The cultural collision between pioneers and Indians reached its peak on the Great Plains during the decades before and after the Civil War. U.S. Government policy sought to separate tribes and settlers from each other by establishing an Indian Territory (present-day Oklahoma)
Washita Battlefield National Historic Site protects and interprets the site of the Southern Cheyenne village of Peace Chief Black Kettle that was attacked by the 7th U.S. Cavalry under Lt. Col. George A. Custer just before dawn on November 27, 1868
This landmark is a unique formation of hills creating a natural horseshoe shape. Custer and his men camped there the night before the attack on Chief Black Kettle, serving as an ideal place to hide Custer'

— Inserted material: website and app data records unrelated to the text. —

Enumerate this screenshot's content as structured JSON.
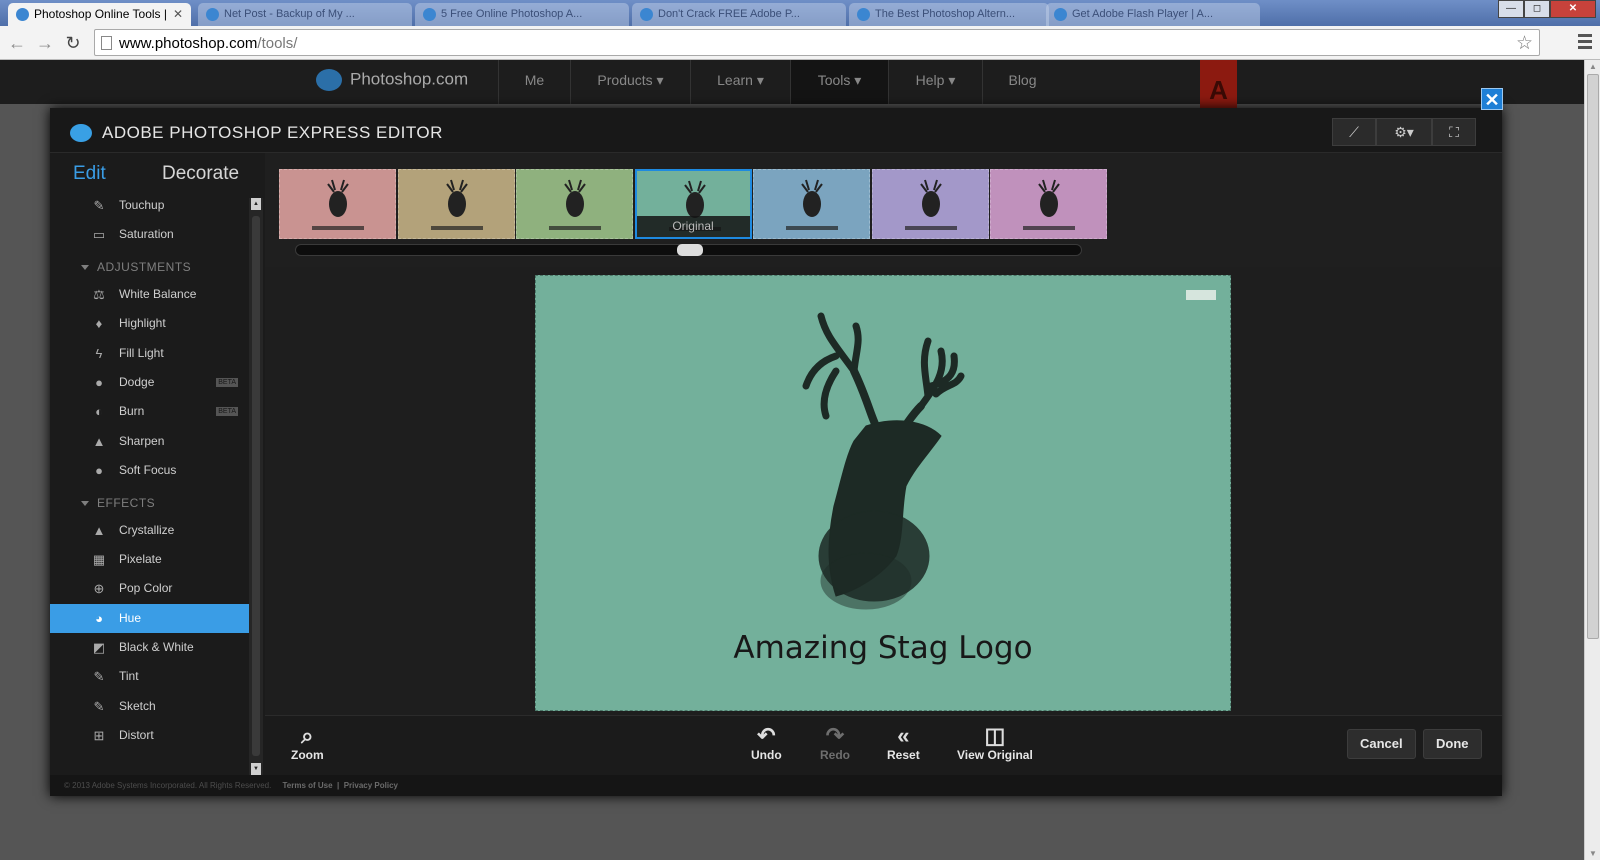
{
  "browser": {
    "tabs": [
      {
        "title": "Photoshop Online Tools |",
        "active": true
      },
      {
        "title": "Net Post - Backup of My ...",
        "active": false
      },
      {
        "title": "5 Free Online Photoshop A...",
        "active": false
      },
      {
        "title": "Don't Crack FREE Adobe P...",
        "active": false
      },
      {
        "title": "The Best Photoshop Altern...",
        "active": false
      },
      {
        "title": "Get Adobe Flash Player | A...",
        "active": false
      }
    ],
    "tab_close": "✕",
    "window_buttons": {
      "minimize": "—",
      "maximize": "◻",
      "close": "✕"
    },
    "url_domain": "www.photoshop.com",
    "url_path": "/tools/"
  },
  "site_nav": {
    "logo_text": "Photoshop.com",
    "items": [
      "Me",
      "Products ▾",
      "Learn ▾",
      "Tools ▾",
      "Help ▾",
      "Blog"
    ],
    "adobe_logo": "A"
  },
  "editor": {
    "title": "ADOBE PHOTOSHOP EXPRESS EDITOR",
    "close_label": "✕",
    "header_buttons": {
      "brush": "⟋",
      "settings": "⚙▾",
      "fullscreen": "⛶"
    },
    "tabs": {
      "edit": "Edit",
      "decorate": "Decorate"
    },
    "tools_top": [
      {
        "label": "Touchup",
        "icon": "bandage-icon",
        "glyph": "✎"
      },
      {
        "label": "Saturation",
        "icon": "saturation-icon",
        "glyph": "▭"
      }
    ],
    "adjustments_header": "ADJUSTMENTS",
    "adjustments": [
      {
        "label": "White Balance",
        "icon": "scale-icon",
        "glyph": "⚖"
      },
      {
        "label": "Highlight",
        "icon": "bulb-icon",
        "glyph": "♦"
      },
      {
        "label": "Fill Light",
        "icon": "bolt-icon",
        "glyph": "ϟ"
      },
      {
        "label": "Dodge",
        "icon": "magnifier-icon",
        "glyph": "●",
        "badge": "BETA"
      },
      {
        "label": "Burn",
        "icon": "burn-icon",
        "glyph": "◐",
        "badge": "BETA"
      },
      {
        "label": "Sharpen",
        "icon": "triangle-icon",
        "glyph": "▲"
      },
      {
        "label": "Soft Focus",
        "icon": "drop-icon",
        "glyph": "●"
      }
    ],
    "effects_header": "EFFECTS",
    "effects": [
      {
        "label": "Crystallize",
        "icon": "crystal-icon",
        "glyph": "▲"
      },
      {
        "label": "Pixelate",
        "icon": "grid-icon",
        "glyph": "▦"
      },
      {
        "label": "Pop Color",
        "icon": "target-icon",
        "glyph": "⊕"
      },
      {
        "label": "Hue",
        "icon": "palette-icon",
        "glyph": "◕",
        "selected": true
      },
      {
        "label": "Black & White",
        "icon": "bw-icon",
        "glyph": "◩"
      },
      {
        "label": "Tint",
        "icon": "dropper-icon",
        "glyph": "✎"
      },
      {
        "label": "Sketch",
        "icon": "pencil-icon",
        "glyph": "✎"
      },
      {
        "label": "Distort",
        "icon": "distort-icon",
        "glyph": "⊞"
      }
    ],
    "filmstrip": [
      {
        "color": "#c99391"
      },
      {
        "color": "#b3a27a"
      },
      {
        "color": "#8fb17e"
      },
      {
        "color": "#73b09b",
        "label": "Original",
        "selected": true
      },
      {
        "color": "#7ba4bf"
      },
      {
        "color": "#a398c9"
      },
      {
        "color": "#c091bc"
      }
    ],
    "photo": {
      "caption": "Amazing Stag Logo",
      "bg": "#73b09b"
    },
    "bottom_buttons": {
      "zoom": "Zoom",
      "undo": "Undo",
      "redo": "Redo",
      "reset": "Reset",
      "view_original": "View Original",
      "cancel": "Cancel",
      "done": "Done"
    },
    "footer": {
      "copyright": "© 2013 Adobe Systems Incorporated. All Rights Reserved.",
      "terms": "Terms of Use",
      "sep": "|",
      "privacy": "Privacy Policy"
    }
  },
  "colors": {
    "accent": "#3a9de6",
    "editor_bg": "#181818",
    "photo_bg": "#73b09b"
  }
}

The Cheyenne City Park contains seven museums, several memorial structures, playground equipment, a pavilion with a stage, a swimming pool, ball diamonds, handicap accessible bathrooms, and plenty of parking.